DOI (Digital Object Identifier)
Leadership and Higher Education
Doctor of Education (Ed.D)
Jose Lalas, Ph.D.
Carol Franklin, Ed.D.
Michael Shamblin, Ed.D.
social sciences; education; funds of knowledge; Hispanic/Latino; social capital; student engagement; working class
Bilingual, Multilingual, and Multicultural Education | Educational Leadership | Secondary Education

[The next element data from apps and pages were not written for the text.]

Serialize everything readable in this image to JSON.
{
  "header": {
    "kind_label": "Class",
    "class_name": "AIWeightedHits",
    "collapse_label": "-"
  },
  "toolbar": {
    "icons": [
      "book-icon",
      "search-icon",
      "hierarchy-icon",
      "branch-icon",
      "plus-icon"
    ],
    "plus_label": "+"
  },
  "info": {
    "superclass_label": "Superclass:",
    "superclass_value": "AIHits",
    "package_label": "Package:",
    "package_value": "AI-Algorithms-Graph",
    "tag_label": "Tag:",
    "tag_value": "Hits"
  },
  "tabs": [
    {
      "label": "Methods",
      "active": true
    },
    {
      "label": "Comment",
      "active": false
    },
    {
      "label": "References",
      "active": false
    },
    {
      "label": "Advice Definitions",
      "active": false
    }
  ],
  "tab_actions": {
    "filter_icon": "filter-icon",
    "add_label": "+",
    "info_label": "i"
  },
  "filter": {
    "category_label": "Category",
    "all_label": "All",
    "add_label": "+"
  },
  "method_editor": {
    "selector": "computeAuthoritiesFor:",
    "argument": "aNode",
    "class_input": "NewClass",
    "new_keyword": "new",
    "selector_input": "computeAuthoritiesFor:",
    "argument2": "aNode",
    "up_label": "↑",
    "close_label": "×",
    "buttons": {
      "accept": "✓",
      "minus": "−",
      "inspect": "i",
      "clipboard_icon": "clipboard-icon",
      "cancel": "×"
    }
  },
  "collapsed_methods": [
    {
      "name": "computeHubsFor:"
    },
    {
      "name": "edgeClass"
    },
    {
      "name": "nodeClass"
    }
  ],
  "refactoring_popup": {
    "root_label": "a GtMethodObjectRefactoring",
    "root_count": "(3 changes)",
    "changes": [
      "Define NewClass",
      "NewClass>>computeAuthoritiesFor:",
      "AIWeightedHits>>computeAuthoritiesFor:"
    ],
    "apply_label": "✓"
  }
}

This qualitative study employed narrative inquiry methodology to study funds of knowledge of working-class Latino students. This study involved the construction of personal narratives based on written and oral responses from participants. Participants included ten Latino students, five parents of Latino students, and five teachers of Latino students. The participants were all drawn from one high school in a working class community of Southern California with a high population of Latino families. Interviews consisting of six open-ended questions were conducted with parents and teachers. Student participants completed Photovoice journals in which they addressed people, places, things, and situations that affect their learning. Additional data was gathered from documents such as teachers' lesson plans, maps of local demographics, and field notes taken by the researcher during interviews and class discussions. Findings showed that all students' funds of knowledge consisted of relationships with family and friends, skills related to communication, and skills related to decision-making. These were evident in students' writing by the choices of topics included in journals, emphasis of relationships with important people, and details given about networks of support for success in school. These ideas were also emphasized in parent interviews, indicating close relationships with parents and children. Another finding was that most teachers did not have positive opinions of students' academic support at home. All parents and teachers had a positive view of the school, but the interpretation of students' funds of knowledge was not consistent. Parents valued the relationships and positive influence of siblings and relatives as well as their children's ability to communicate. Teachers seemed to overlook some of these funds of knowledge and tended to focus on more specific instances of school preparation and negative peer influences. Overall, funds of knowledge relied on interactions and relationships. Some conclusions drawn from this study are that teachers may have a limited understanding of students' resources and family values that could be valuable assets to learning. Teachers who have firsthand experience with the school community in their personal lives had a perspective that more closely matched that of parents. Recommendations were made for implementing funds of knowledge, which included implementing aspects of home life and family dynamics into elements of classroom lessons.
Macias, Angela, "Funds of Knowledge of Working-Class Latino Students And Influences on Student Engagement" (2012). Ed.D. Dissertations in Leadership for Educational Justice. 30.